*** Dataset ***
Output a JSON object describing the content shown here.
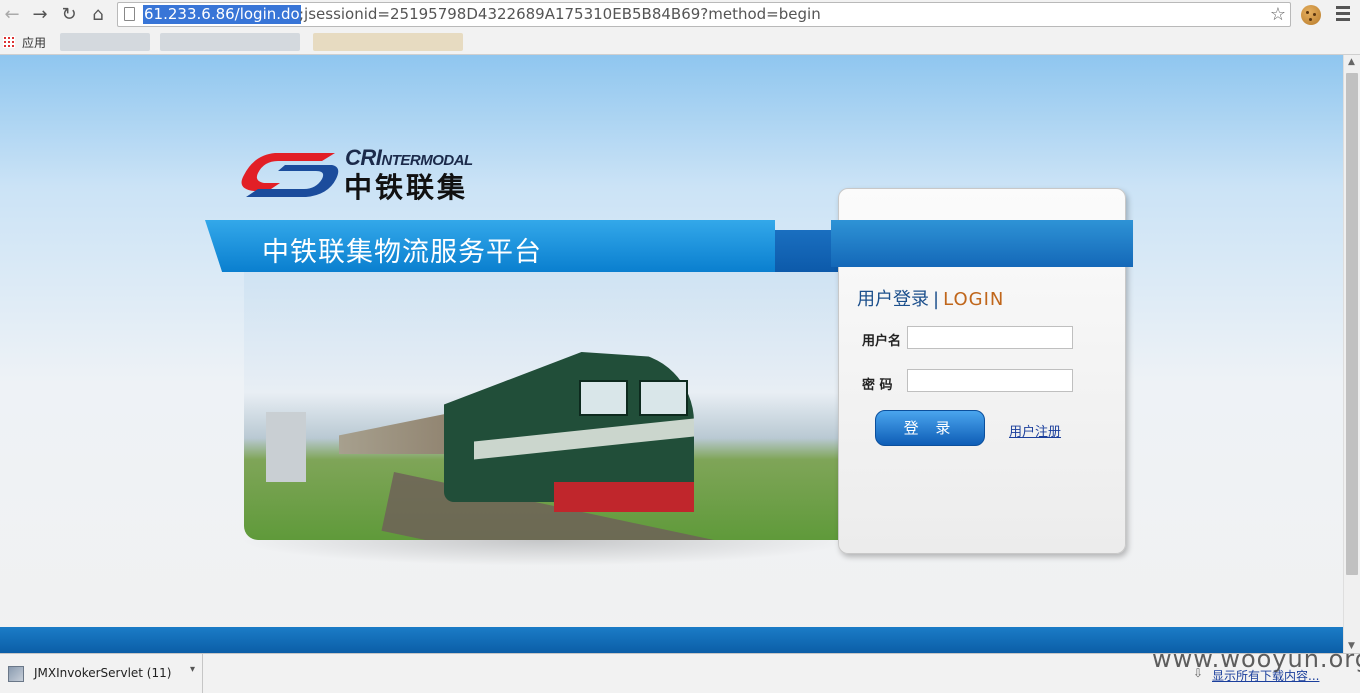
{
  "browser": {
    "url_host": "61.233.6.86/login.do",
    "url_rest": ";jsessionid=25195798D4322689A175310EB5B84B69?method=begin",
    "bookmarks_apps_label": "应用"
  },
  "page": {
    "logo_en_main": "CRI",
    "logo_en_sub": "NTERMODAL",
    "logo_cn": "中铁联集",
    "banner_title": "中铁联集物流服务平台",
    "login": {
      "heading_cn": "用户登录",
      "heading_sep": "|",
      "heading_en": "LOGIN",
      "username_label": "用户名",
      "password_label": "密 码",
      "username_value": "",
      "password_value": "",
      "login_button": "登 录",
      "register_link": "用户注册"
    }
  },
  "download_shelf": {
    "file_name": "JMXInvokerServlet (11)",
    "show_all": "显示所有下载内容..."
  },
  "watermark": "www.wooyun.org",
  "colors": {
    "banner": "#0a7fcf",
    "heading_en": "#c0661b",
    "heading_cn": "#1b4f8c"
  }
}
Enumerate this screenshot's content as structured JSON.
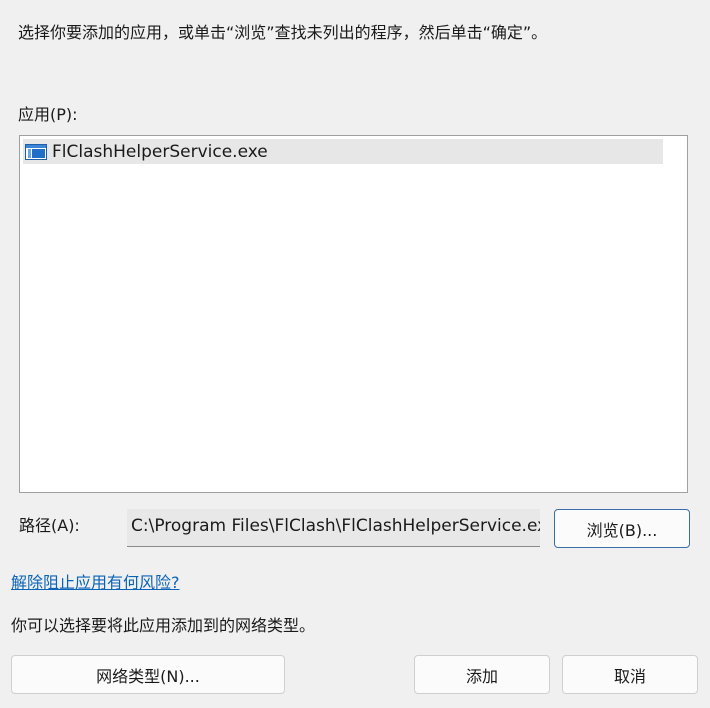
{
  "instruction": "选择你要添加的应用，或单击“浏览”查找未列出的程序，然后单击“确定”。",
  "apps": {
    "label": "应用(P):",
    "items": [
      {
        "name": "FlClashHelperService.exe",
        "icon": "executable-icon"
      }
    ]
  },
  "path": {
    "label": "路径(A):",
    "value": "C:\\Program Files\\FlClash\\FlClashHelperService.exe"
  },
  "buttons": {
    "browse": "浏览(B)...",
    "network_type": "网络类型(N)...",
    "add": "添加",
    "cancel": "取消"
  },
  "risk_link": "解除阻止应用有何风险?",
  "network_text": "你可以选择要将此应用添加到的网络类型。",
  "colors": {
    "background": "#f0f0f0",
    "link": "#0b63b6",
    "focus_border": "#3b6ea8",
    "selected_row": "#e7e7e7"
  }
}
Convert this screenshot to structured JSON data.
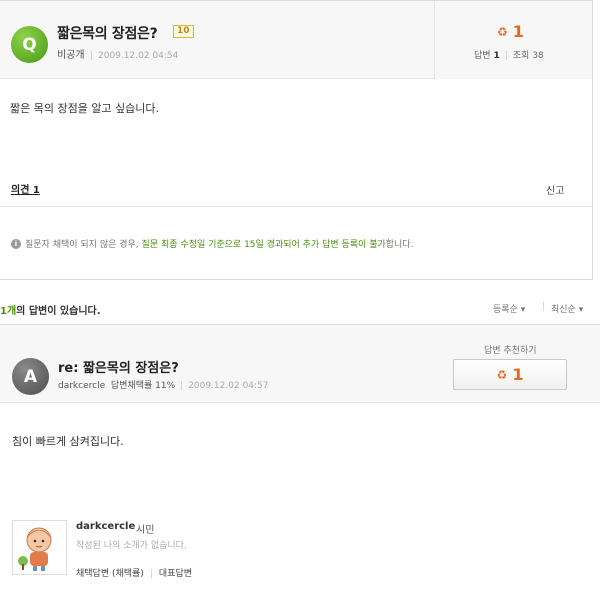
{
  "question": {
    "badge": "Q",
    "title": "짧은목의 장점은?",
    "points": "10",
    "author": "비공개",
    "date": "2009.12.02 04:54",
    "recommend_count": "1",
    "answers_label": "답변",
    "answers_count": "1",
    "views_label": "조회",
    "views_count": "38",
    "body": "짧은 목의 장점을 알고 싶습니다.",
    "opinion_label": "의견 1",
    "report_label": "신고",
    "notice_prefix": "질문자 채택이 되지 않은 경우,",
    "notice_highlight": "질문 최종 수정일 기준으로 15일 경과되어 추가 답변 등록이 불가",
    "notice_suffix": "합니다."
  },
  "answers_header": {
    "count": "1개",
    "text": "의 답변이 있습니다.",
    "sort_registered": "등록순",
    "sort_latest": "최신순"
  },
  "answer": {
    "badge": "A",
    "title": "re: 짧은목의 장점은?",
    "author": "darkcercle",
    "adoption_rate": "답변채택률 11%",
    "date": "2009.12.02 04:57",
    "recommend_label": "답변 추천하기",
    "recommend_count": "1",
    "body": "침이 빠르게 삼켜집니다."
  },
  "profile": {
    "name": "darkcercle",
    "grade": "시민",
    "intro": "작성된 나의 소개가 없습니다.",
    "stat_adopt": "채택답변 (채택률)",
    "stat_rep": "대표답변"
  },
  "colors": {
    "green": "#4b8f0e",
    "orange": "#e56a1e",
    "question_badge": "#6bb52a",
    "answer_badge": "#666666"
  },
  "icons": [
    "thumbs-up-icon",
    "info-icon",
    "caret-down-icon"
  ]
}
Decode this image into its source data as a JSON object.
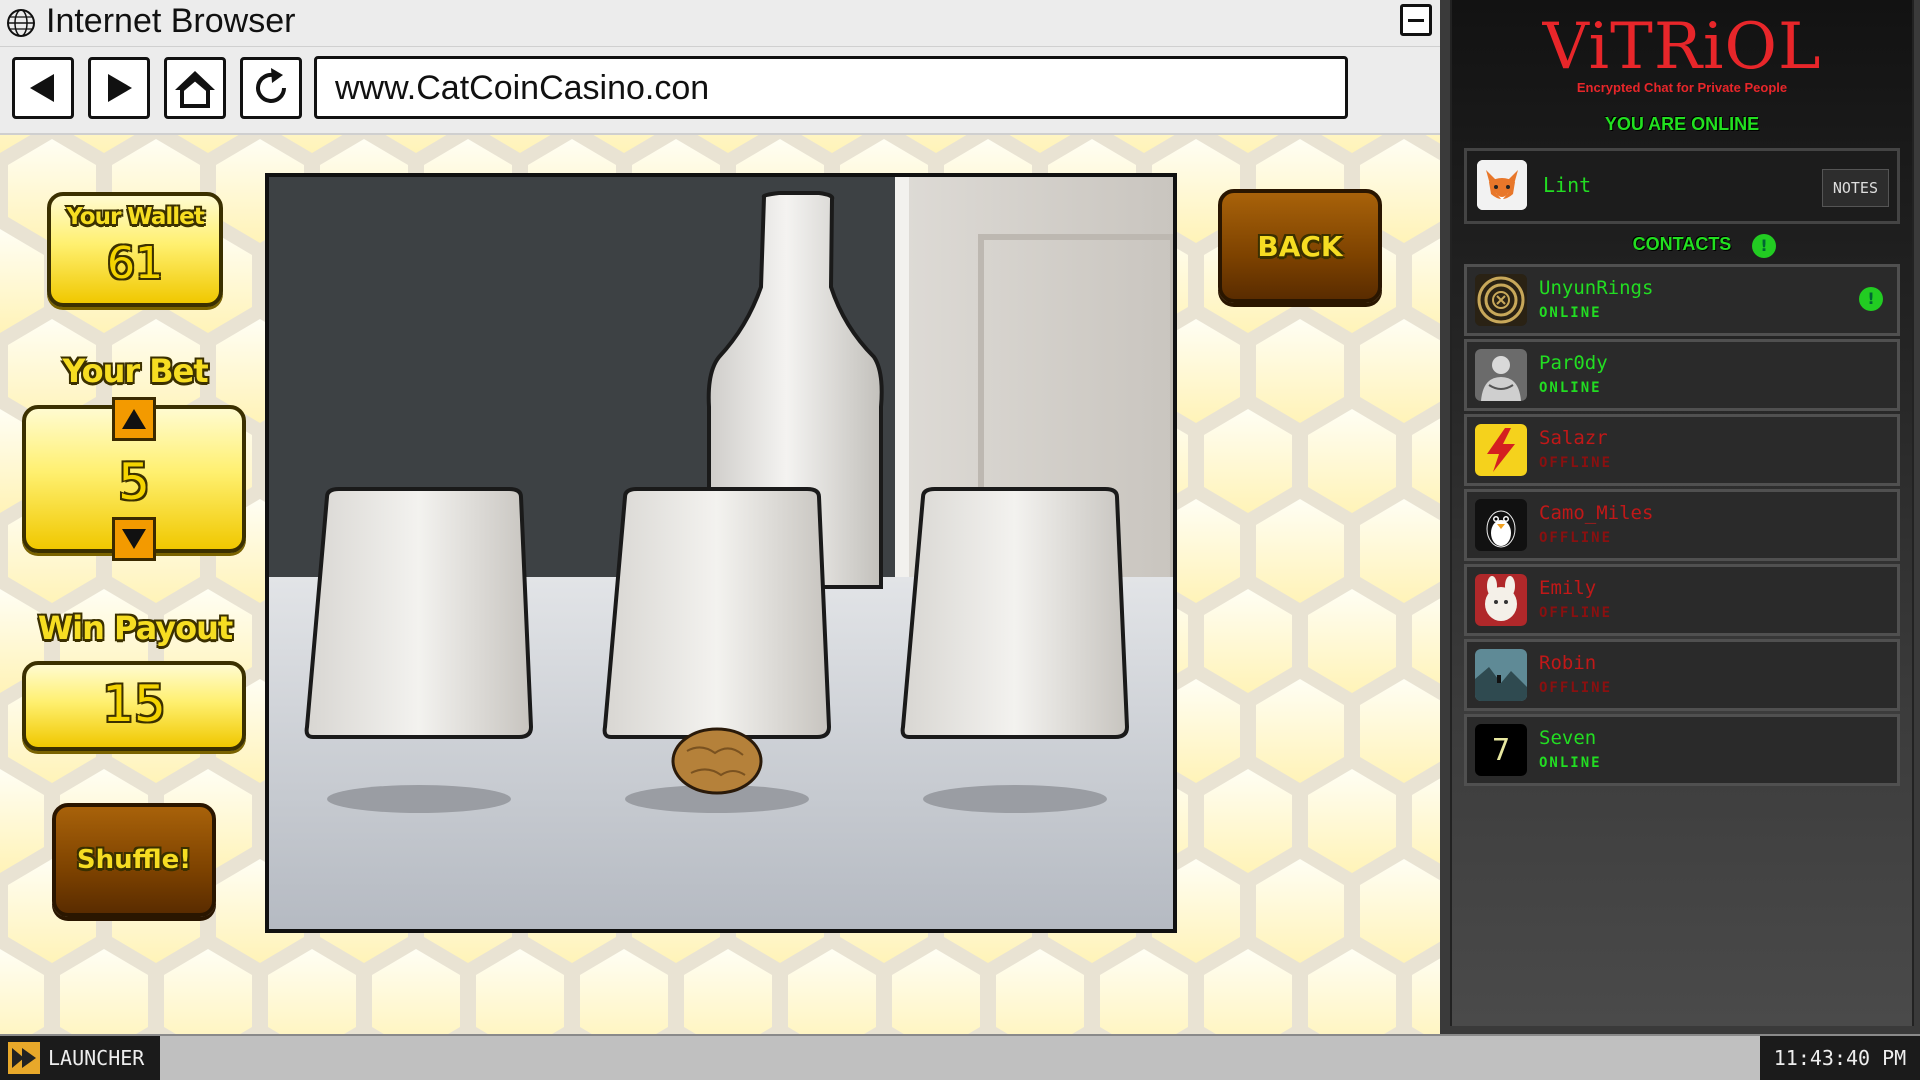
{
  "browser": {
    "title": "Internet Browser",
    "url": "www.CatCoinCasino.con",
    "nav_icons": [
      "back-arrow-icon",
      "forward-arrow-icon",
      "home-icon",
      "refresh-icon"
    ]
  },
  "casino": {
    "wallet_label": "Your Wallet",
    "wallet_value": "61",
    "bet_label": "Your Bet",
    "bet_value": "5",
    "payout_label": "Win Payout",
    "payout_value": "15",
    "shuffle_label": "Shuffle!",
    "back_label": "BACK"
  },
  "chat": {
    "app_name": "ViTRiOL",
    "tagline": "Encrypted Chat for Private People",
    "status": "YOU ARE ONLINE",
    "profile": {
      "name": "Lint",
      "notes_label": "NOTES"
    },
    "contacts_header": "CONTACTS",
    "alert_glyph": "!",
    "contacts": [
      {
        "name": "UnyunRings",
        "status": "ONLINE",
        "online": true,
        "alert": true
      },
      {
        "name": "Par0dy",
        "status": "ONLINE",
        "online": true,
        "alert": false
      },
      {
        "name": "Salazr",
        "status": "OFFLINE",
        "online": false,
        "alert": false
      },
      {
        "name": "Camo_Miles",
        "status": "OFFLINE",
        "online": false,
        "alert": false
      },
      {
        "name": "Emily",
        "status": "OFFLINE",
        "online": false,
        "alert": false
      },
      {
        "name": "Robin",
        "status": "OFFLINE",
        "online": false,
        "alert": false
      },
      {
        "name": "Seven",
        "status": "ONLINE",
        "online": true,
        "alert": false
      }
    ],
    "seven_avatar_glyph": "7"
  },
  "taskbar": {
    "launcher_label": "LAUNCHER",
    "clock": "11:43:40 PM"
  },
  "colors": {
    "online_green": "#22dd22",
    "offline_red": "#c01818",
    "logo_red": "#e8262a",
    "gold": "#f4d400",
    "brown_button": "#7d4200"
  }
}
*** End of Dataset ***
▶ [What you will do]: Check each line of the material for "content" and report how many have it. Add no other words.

▶ [Exercise answer]: 2